Comprised of Elsa Bekman (vocals), Henk Kemkes (guitar), Michael Willemsen (bass), Bas de Vries (drums), Paul Jonker (Hammond), Berd Ruttenberg (baritone sax), Coen de Vries (tenor sax) and Siebe Posthuma de Boer (trumpet), the Amsterdam, The Netherlands-based soul act The Tibbs formed in 2012 and within their first couple of years together, they developed a reputation nationally as one of their country’s finest soul acts; in fact, they self-released an attention grabbing demo, which was followed by a 45rpm vinyl release through German funk label Tramp Records, and their full-length debut Takin’ Over, which was released by Italian soul and funk label, Record Kicks Records, the label home of Hannah Williams and the Affirmations and Marta Ren and the Groovelets among others. Adding to a growing profile, the band has played the North Sea Jazz Club and have a live performance on Dutch national Radio 6 (since renamed NPO Soul and Jazz). 

“Lies,” the Dutch soul act’s latest single was officially released today as a 45rpm vinyl and digital download through Record Kicks, and the single will further cement Record Kicks Records as purveyors of the some of the Europe’s — if not the world’s — finest soul acts. And naturally, the single prominently features Bekman’s incredibly soulful, pop star belter vocals paired with a backing band, much like the aforementioned Affirmations could give the Daptone crew a run for their money. Thematically and lyrically, the song is  a classic soul-inspired torch burner that focuses on a narrator, who is desperate to break out of an oppressive and deeply frustrating routine, and recognizing that in order to do so, requires an almost superhuman resolve, strength and sense of independence; and that worse yet, that while necessary for her, it’ll be painfully lonely. 

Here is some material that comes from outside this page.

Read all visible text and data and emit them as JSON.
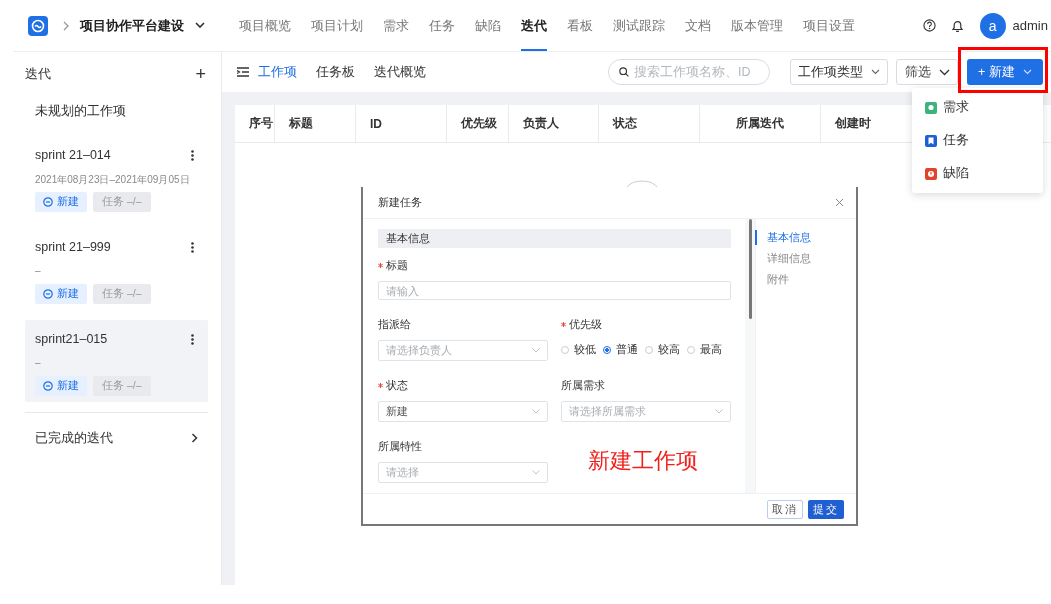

Look for the Dutch act’s highly-anticipated sophomore effort, which will include “Lies” sometime in 2018 — but in the meantime, the recently released film noir-like video, directed by the band’s Ekman, features her as a bored and dissatisfied wife, who recognizes that if she doesn’t break out of a dreadful, soul sucking routine, she’ll die doing the same exact thing as she’s always done; and from the moment the performance sequences begin Ekman goes from meek and compliant to a stomping, force of nature that demands your attention.